4. The Full Bench decision in Radhakrishna Row v. Province of Madras (I.L.R. 1952 Mad. 571; 3 S.T.C. 121) decided that a commission agent buying for undisclosed principals in the manner set out above would fall within the definition of a 'dealer' in section 2(b) of the Act. Following that decision, we must hold that the petitioners are such 'dealers.'
5. Section 3 of the Act provides that every dealer shall pay each year a tax on his total turnover for such year, 'turnover' being defined in section 2(i) as the aggregate amount for which goods are bought or sold by a dealer. Under the proviso to section 3 the possibility of double taxation of the same transactions is avoided and the tax is levied only at the point of sale on the seller or at the point of purchase on the purchaser as may be prescribed by the rules. Under rule 4(1) the turnover in the case of goods, with which we are here concerned, is the amount for which the goods are sold by the dealer. It follows therefore that the petitioners are not liable to pay tax on their purchase turnover though they are dealers.

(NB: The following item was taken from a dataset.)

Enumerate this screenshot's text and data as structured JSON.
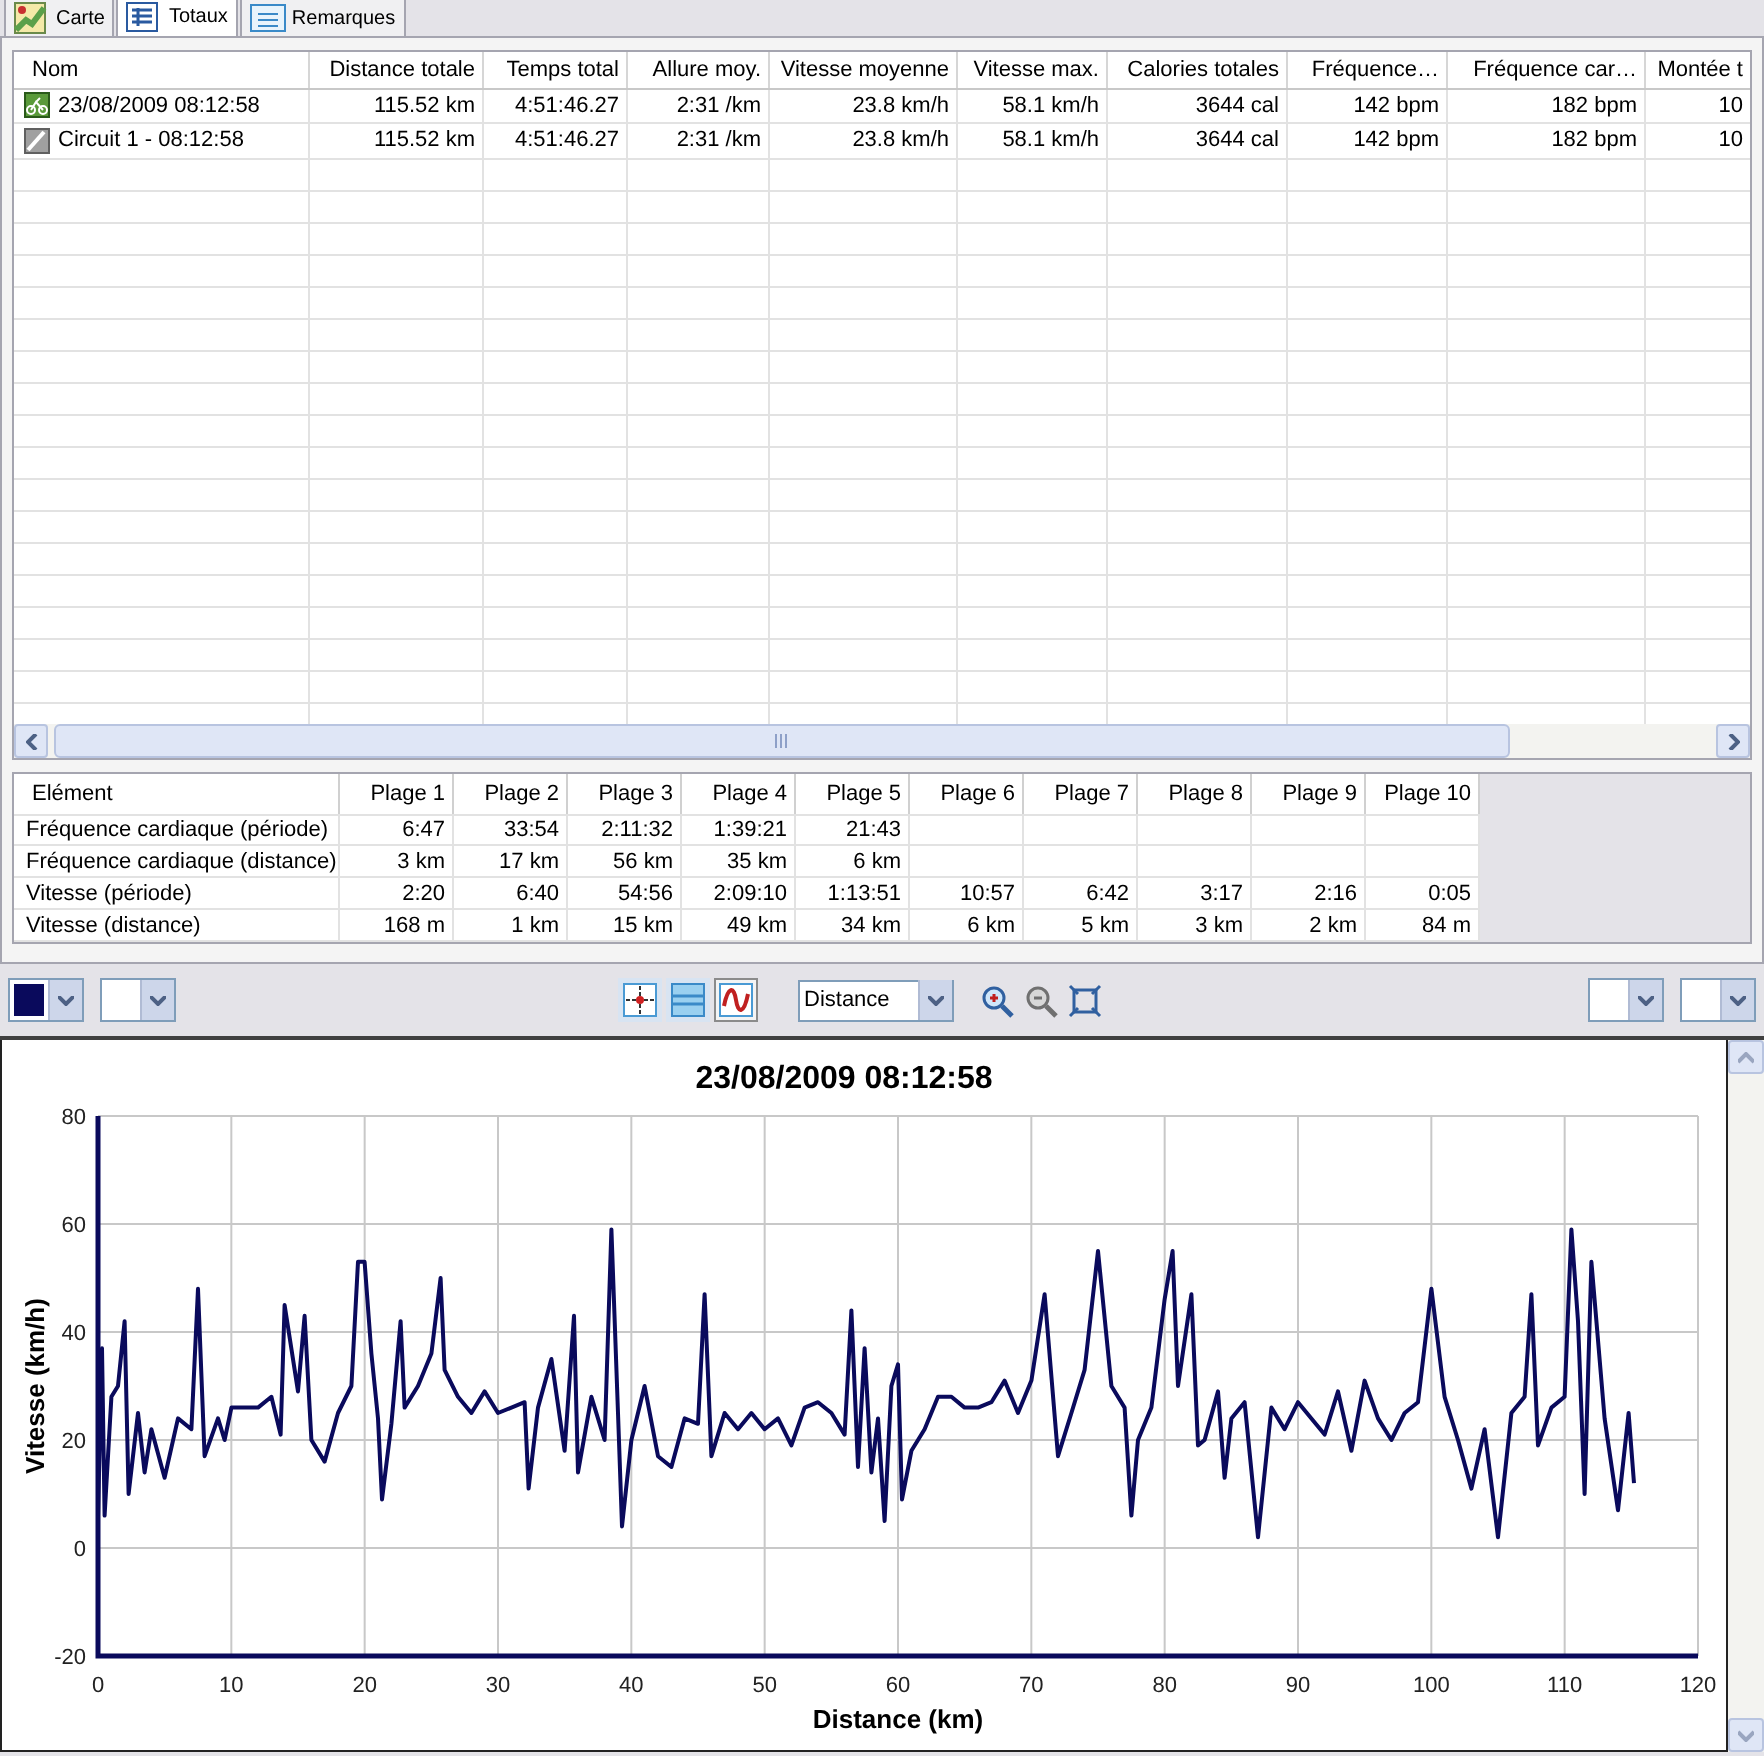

The fact that they have not taken out a licence under section 8 of the Act would not matter so far as the purchases are concerned for they relate to goods which are taxable only on sales or on the sales turnover.

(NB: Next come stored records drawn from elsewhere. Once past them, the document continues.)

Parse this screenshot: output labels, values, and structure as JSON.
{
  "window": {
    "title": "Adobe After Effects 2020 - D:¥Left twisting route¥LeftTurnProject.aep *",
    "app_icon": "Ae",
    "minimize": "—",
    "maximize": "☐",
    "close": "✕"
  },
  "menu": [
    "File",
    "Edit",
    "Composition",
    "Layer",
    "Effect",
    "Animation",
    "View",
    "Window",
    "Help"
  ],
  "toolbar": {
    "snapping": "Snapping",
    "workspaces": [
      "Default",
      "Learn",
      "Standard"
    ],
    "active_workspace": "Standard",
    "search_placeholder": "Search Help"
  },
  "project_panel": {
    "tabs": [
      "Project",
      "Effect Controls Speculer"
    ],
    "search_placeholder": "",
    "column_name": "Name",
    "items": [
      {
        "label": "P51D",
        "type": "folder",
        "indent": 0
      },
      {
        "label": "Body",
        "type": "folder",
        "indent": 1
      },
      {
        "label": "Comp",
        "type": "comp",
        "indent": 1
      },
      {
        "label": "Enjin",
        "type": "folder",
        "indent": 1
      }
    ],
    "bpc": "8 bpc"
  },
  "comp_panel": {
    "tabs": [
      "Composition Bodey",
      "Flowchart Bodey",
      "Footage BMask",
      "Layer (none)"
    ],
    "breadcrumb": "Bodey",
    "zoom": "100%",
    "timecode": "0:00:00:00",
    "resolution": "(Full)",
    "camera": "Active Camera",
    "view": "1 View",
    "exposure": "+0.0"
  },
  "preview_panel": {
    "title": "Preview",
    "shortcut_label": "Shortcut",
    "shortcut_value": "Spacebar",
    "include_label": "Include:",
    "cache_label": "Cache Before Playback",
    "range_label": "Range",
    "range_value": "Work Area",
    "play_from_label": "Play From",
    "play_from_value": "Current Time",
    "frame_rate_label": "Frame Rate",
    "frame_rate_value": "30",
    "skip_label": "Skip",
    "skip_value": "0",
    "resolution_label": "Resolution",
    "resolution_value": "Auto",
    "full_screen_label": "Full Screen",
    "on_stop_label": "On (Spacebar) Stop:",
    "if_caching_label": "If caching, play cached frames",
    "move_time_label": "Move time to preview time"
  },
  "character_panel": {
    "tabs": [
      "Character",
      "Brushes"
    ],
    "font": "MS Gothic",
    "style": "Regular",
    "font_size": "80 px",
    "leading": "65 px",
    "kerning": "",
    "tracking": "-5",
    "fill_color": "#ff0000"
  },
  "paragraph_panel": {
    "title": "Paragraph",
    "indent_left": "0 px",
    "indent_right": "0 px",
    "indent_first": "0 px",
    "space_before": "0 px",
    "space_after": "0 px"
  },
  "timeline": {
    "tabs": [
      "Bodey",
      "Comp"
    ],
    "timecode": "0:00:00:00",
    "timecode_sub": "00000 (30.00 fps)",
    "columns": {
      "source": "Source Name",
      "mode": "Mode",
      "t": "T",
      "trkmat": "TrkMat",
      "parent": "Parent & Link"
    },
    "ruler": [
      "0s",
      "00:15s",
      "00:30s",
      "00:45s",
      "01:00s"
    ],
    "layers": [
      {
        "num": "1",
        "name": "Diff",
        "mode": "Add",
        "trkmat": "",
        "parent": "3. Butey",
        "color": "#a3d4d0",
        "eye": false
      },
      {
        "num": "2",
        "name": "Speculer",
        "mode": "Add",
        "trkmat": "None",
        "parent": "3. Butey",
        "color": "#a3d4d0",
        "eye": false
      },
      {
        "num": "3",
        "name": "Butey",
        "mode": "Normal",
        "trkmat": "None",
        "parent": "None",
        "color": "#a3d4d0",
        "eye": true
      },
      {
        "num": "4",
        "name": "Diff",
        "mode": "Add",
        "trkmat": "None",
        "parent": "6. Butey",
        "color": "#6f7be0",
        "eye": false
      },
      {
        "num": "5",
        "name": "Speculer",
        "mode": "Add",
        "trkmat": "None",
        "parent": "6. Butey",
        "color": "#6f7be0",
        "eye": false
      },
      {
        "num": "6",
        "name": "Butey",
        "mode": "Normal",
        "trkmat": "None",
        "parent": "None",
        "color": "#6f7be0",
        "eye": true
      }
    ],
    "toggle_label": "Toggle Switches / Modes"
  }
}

6. Though the matter is not so clearly brought out as it might have been, the view of the majority of the Appellate Tribunal appears to be that the petitioners are liable to tax as 'dealers' because they sold the goods to their so-called principals resident within the State and that they are liable to tax as dealers on their sales turnover in the absence of a licence under section 8 and compliance with the terms of the section and the conditions of the licence. The petitioners charged their buyers not merely the agreed commission of 2% and incidental charges but an extra 1-9/16% as russum which did not form part of the commission. In other words, the petitioners earned not only a profit of 2% under the head of commission but another 1-9/16% under the head of russum by selling the goods which they had purchased. It is unnecessary and indeed it is not possible, to say, as the majority of the Appellate Tribunal did, that this russum of 1-9/16% 'was slipped in' in the invoices sent by the petitioners. There is no room for holding that the russum was clandestinely inserted in the patties. The purchasers were businessmen who presumably scrutinised every item of charge before payment and the payments of russum were made by the purchasers with knowledge and approval. Be it as it may, the petitioners are liable to tax as dealers on their sales turnover and they are not protected by the exemption under section 8 of the Act. For these reasons, the revision petition fails and is dismissed with costs. Advocate's fee Rs. 250.